In the entries that follow, locate the line with "Extract the structured", then restate that line and all later lines exactly as they appear, leaving pictures out.

════

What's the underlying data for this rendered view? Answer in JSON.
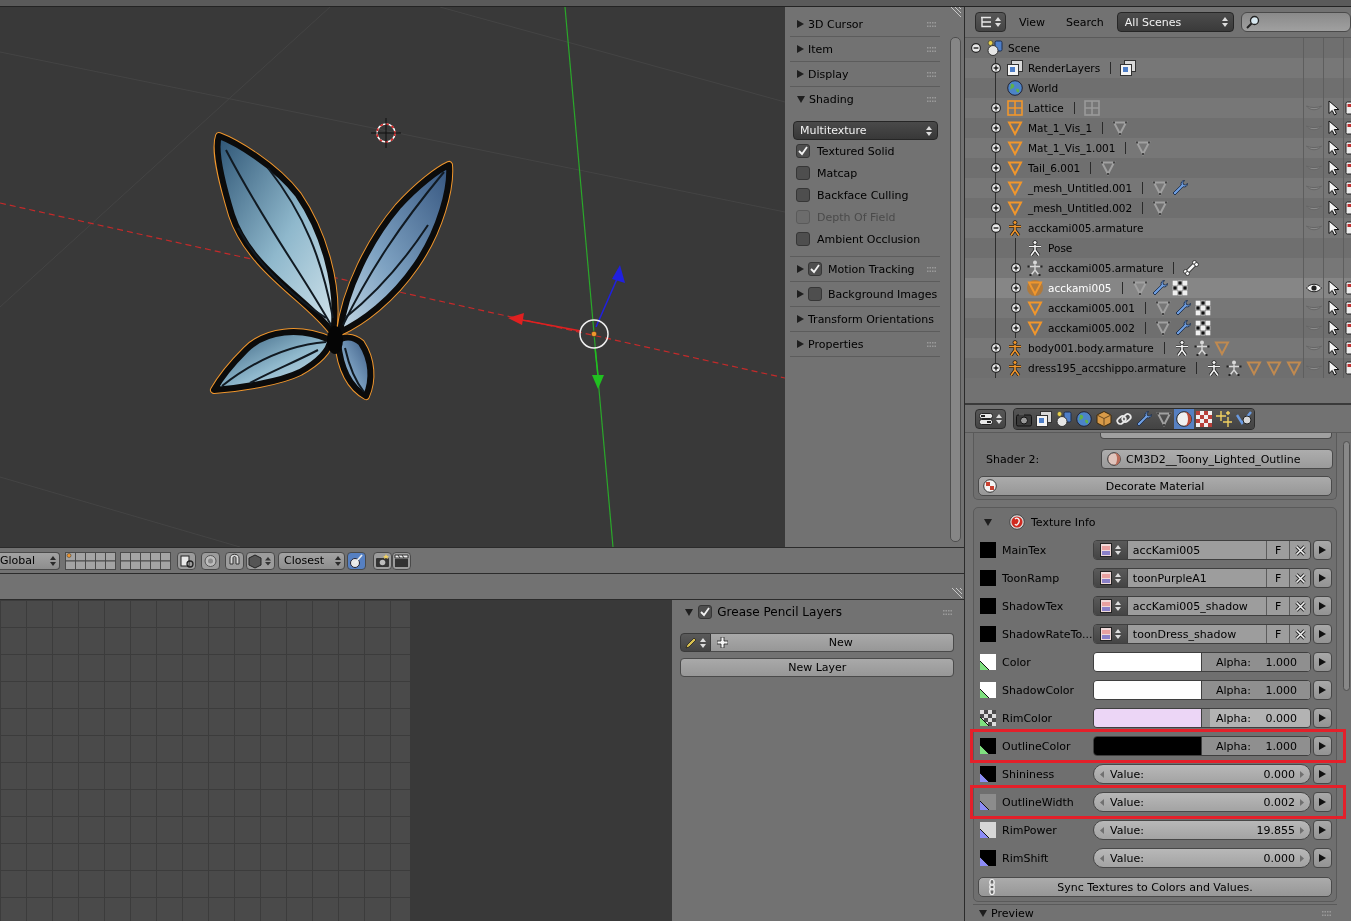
{
  "n_panel": {
    "panels": [
      {
        "title": "3D Cursor",
        "kind": "plain",
        "expanded": false,
        "grip": true
      },
      {
        "title": "Item",
        "kind": "plain",
        "expanded": false,
        "grip": true
      },
      {
        "title": "Display",
        "kind": "plain",
        "expanded": false,
        "grip": true
      },
      {
        "title": "Shading",
        "kind": "plain",
        "expanded": true,
        "grip": true,
        "dropdown": "Multitexture",
        "options": [
          {
            "label": "Textured Solid",
            "checked": true,
            "disabled": false
          },
          {
            "label": "Matcap",
            "checked": false,
            "disabled": false
          },
          {
            "label": "Backface Culling",
            "checked": false,
            "disabled": false
          },
          {
            "label": "Depth Of Field",
            "checked": false,
            "disabled": true
          },
          {
            "label": "Ambient Occlusion",
            "checked": false,
            "disabled": false
          }
        ]
      },
      {
        "title": "Motion Tracking",
        "kind": "toggle",
        "checked": true,
        "expanded": false,
        "grip": true
      },
      {
        "title": "Background Images",
        "kind": "toggle",
        "checked": false,
        "expanded": false,
        "grip": false
      },
      {
        "title": "Transform Orientations",
        "kind": "plain",
        "expanded": false,
        "grip": false
      },
      {
        "title": "Properties",
        "kind": "plain",
        "expanded": false,
        "grip": true
      }
    ]
  },
  "viewport_header": {
    "orientation": "Global",
    "snap_target": "Closest"
  },
  "grease_pencil": {
    "title": "Grease Pencil Layers",
    "checked": true,
    "expanded": true,
    "new_button": "New",
    "new_layer_button": "New Layer"
  },
  "outliner": {
    "menus": [
      "View",
      "Search"
    ],
    "filter": "All Scenes",
    "tree": [
      {
        "name": "Scene",
        "kind": "scene",
        "expanded": true,
        "selected": false,
        "children": [
          {
            "name": "RenderLayers",
            "kind": "render-layers",
            "expanded": false,
            "selected": false,
            "data": [
              {
                "kind": "render-layers"
              }
            ]
          },
          {
            "name": "World",
            "kind": "world",
            "selected": false
          },
          {
            "name": "Lattice",
            "kind": "lattice",
            "expanded": false,
            "selected": false,
            "visible": false,
            "data": [
              {
                "kind": "lattice-data"
              }
            ]
          },
          {
            "name": "Mat_1_Vis_1",
            "kind": "mesh",
            "expanded": false,
            "selected": false,
            "visible": false,
            "data": [
              {
                "kind": "mesh-data"
              }
            ]
          },
          {
            "name": "Mat_1_Vis_1.001",
            "kind": "mesh",
            "expanded": false,
            "selected": false,
            "visible": false,
            "data": [
              {
                "kind": "mesh-data"
              }
            ]
          },
          {
            "name": "Tail_6.001",
            "kind": "mesh",
            "expanded": false,
            "selected": false,
            "visible": false,
            "data": [
              {
                "kind": "mesh-data"
              }
            ]
          },
          {
            "name": "_mesh_Untitled.001",
            "kind": "mesh",
            "expanded": false,
            "selected": false,
            "visible": false,
            "data": [
              {
                "kind": "mesh-data"
              },
              {
                "kind": "modifier"
              }
            ]
          },
          {
            "name": "_mesh_Untitled.002",
            "kind": "mesh",
            "expanded": false,
            "selected": false,
            "visible": false,
            "data": [
              {
                "kind": "mesh-data"
              }
            ]
          },
          {
            "name": "acckami005.armature",
            "kind": "armature",
            "expanded": true,
            "selected": false,
            "visible": false,
            "children": [
              {
                "name": "Pose",
                "kind": "pose",
                "selected": false
              },
              {
                "name": "acckami005.armature",
                "kind": "armature-data",
                "expanded": false,
                "selected": false,
                "data": [
                  {
                    "kind": "bone"
                  }
                ]
              },
              {
                "name": "acckami005",
                "kind": "mesh",
                "expanded": false,
                "selected": true,
                "visible": true,
                "data": [
                  {
                    "kind": "mesh-data"
                  },
                  {
                    "kind": "modifier"
                  },
                  {
                    "kind": "vertex-groups"
                  }
                ]
              },
              {
                "name": "acckami005.001",
                "kind": "mesh",
                "expanded": false,
                "selected": false,
                "visible": false,
                "data": [
                  {
                    "kind": "mesh-data"
                  },
                  {
                    "kind": "modifier"
                  },
                  {
                    "kind": "vertex-groups"
                  }
                ]
              },
              {
                "name": "acckami005.002",
                "kind": "mesh",
                "expanded": false,
                "selected": false,
                "visible": false,
                "data": [
                  {
                    "kind": "mesh-data"
                  },
                  {
                    "kind": "modifier"
                  },
                  {
                    "kind": "vertex-groups"
                  }
                ]
              }
            ]
          },
          {
            "name": "body001.body.armature",
            "kind": "armature",
            "expanded": false,
            "selected": false,
            "visible": false,
            "data": [
              {
                "kind": "pose"
              },
              {
                "kind": "armature-data"
              },
              {
                "kind": "mesh-object"
              }
            ]
          },
          {
            "name": "dress195_accshippo.armature",
            "kind": "armature",
            "expanded": false,
            "selected": false,
            "visible": false,
            "data": [
              {
                "kind": "pose"
              },
              {
                "kind": "armature-data"
              },
              {
                "kind": "mesh-object"
              },
              {
                "kind": "mesh-object"
              },
              {
                "kind": "mesh-object"
              }
            ]
          }
        ]
      }
    ]
  },
  "properties": {
    "tabs": [
      {
        "kind": "render",
        "selected": false
      },
      {
        "kind": "render-layers",
        "selected": false
      },
      {
        "kind": "scene",
        "selected": false
      },
      {
        "kind": "world",
        "selected": false
      },
      {
        "kind": "object",
        "selected": false
      },
      {
        "kind": "constraints",
        "selected": false
      },
      {
        "kind": "modifiers",
        "selected": false
      },
      {
        "kind": "data",
        "selected": false
      },
      {
        "kind": "material",
        "selected": true
      },
      {
        "kind": "texture",
        "selected": false
      },
      {
        "kind": "particles",
        "selected": false
      },
      {
        "kind": "physics",
        "selected": false
      }
    ],
    "shader_2": {
      "label": "Shader 2:",
      "value": "CM3D2__Toony_Lighted_Outline"
    },
    "decorate_button": "Decorate Material",
    "texture_info": {
      "title": "Texture Info",
      "expanded": true,
      "rows": [
        {
          "kind": "texture",
          "label": "MainTex",
          "color": "#000000",
          "checker": false,
          "image": "accKami005",
          "flag": "F",
          "highlighted": false
        },
        {
          "kind": "texture",
          "label": "ToonRamp",
          "color": "#000000",
          "checker": false,
          "image": "toonPurpleA1",
          "flag": "F",
          "highlighted": false
        },
        {
          "kind": "texture",
          "label": "ShadowTex",
          "color": "#000000",
          "checker": false,
          "image": "accKami005_shadow",
          "flag": "F",
          "highlighted": false
        },
        {
          "kind": "texture",
          "label": "ShadowRateTo...",
          "color": "#000000",
          "checker": false,
          "image": "toonDress_shadow",
          "flag": "F",
          "highlighted": false
        },
        {
          "kind": "color",
          "label": "Color",
          "color": "#ffffff",
          "checker": false,
          "alpha_label": "Alpha:",
          "alpha": "1.000",
          "level": 1,
          "highlighted": false
        },
        {
          "kind": "color",
          "label": "ShadowColor",
          "color": "#ffffff",
          "checker": false,
          "alpha_label": "Alpha:",
          "alpha": "1.000",
          "level": 1,
          "highlighted": false
        },
        {
          "kind": "color",
          "label": "RimColor",
          "color": "#ecd6f6",
          "checker": true,
          "alpha_label": "Alpha:",
          "alpha": "0.000",
          "level": 0,
          "highlighted": false
        },
        {
          "kind": "color",
          "label": "OutlineColor",
          "color": "#000000",
          "checker": false,
          "alpha_label": "Alpha:",
          "alpha": "1.000",
          "level": 1,
          "highlighted": true
        },
        {
          "kind": "float",
          "label": "Shininess",
          "color": "#000000",
          "checker": false,
          "value_label": "Value:",
          "value": "0.000",
          "highlighted": false
        },
        {
          "kind": "float",
          "label": "OutlineWidth",
          "color": "#8c8c8c",
          "checker": false,
          "value_label": "Value:",
          "value": "0.002",
          "highlighted": true
        },
        {
          "kind": "float",
          "label": "RimPower",
          "color": "#d6d6d6",
          "checker": false,
          "value_label": "Value:",
          "value": "19.855",
          "highlighted": false
        },
        {
          "kind": "float",
          "label": "RimShift",
          "color": "#000000",
          "checker": false,
          "value_label": "Value:",
          "value": "0.000",
          "highlighted": false
        }
      ],
      "sync_button": "Sync Textures to Colors and Values."
    },
    "preview": {
      "title": "Preview",
      "expanded": true
    }
  }
}
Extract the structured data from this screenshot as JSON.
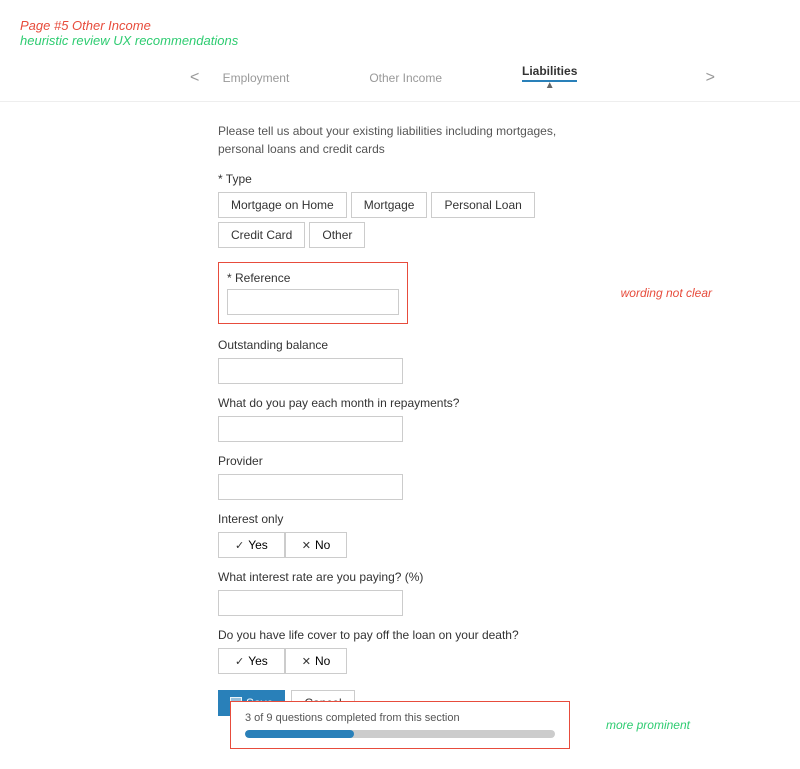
{
  "header": {
    "page_title": "Page #5  Other Income",
    "page_subtitle": "heuristic review UX recommendations"
  },
  "nav": {
    "left_arrow": "<",
    "right_arrow": ">",
    "steps": [
      {
        "id": "employment",
        "label": "Employment",
        "active": false
      },
      {
        "id": "other-income",
        "label": "Other Income",
        "active": false
      },
      {
        "id": "liabilities",
        "label": "Liabilities",
        "active": true
      }
    ],
    "up_arrow": "▲"
  },
  "form": {
    "description": "Please tell us about your existing liabilities including mortgages, personal loans and credit cards",
    "type_label": "* Type",
    "type_buttons": [
      "Mortgage on Home",
      "Mortgage",
      "Personal Loan",
      "Credit Card",
      "Other"
    ],
    "reference_label": "* Reference",
    "reference_annotation": "wording not clear",
    "reference_placeholder": "",
    "outstanding_balance_label": "Outstanding balance",
    "repayments_label": "What do you pay each month in repayments?",
    "provider_label": "Provider",
    "interest_only_label": "Interest only",
    "yes_label": "Yes",
    "no_label": "No",
    "interest_rate_label": "What interest rate are you paying? (%)",
    "life_cover_label": "Do you have life cover to pay off the loan on your death?",
    "save_label": "Save",
    "cancel_label": "Cancel"
  },
  "progress": {
    "text": "3 of 9 questions completed from this section",
    "fill_percent": 35,
    "annotation": "more prominent"
  }
}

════

• SOLUTION FOR THIS EXERCISE:
Extract the structured data from this screenshot as JSON.
{
  "header": {
    "page_title": "Page #5  Other Income",
    "page_subtitle": "heuristic review UX recommendations"
  },
  "nav": {
    "left_arrow": "<",
    "right_arrow": ">",
    "steps": [
      {
        "id": "employment",
        "label": "Employment",
        "active": false
      },
      {
        "id": "other-income",
        "label": "Other Income",
        "active": false
      },
      {
        "id": "liabilities",
        "label": "Liabilities",
        "active": true
      }
    ],
    "up_arrow": "▲"
  },
  "form": {
    "description": "Please tell us about your existing liabilities including mortgages, personal loans and credit cards",
    "type_label": "* Type",
    "type_buttons": [
      "Mortgage on Home",
      "Mortgage",
      "Personal Loan",
      "Credit Card",
      "Other"
    ],
    "reference_label": "* Reference",
    "reference_annotation": "wording not clear",
    "reference_placeholder": "",
    "outstanding_balance_label": "Outstanding balance",
    "repayments_label": "What do you pay each month in repayments?",
    "provider_label": "Provider",
    "interest_only_label": "Interest only",
    "yes_label": "Yes",
    "no_label": "No",
    "interest_rate_label": "What interest rate are you paying? (%)",
    "life_cover_label": "Do you have life cover to pay off the loan on your death?",
    "save_label": "Save",
    "cancel_label": "Cancel"
  },
  "progress": {
    "text": "3 of 9 questions completed from this section",
    "fill_percent": 35,
    "annotation": "more prominent"
  }
}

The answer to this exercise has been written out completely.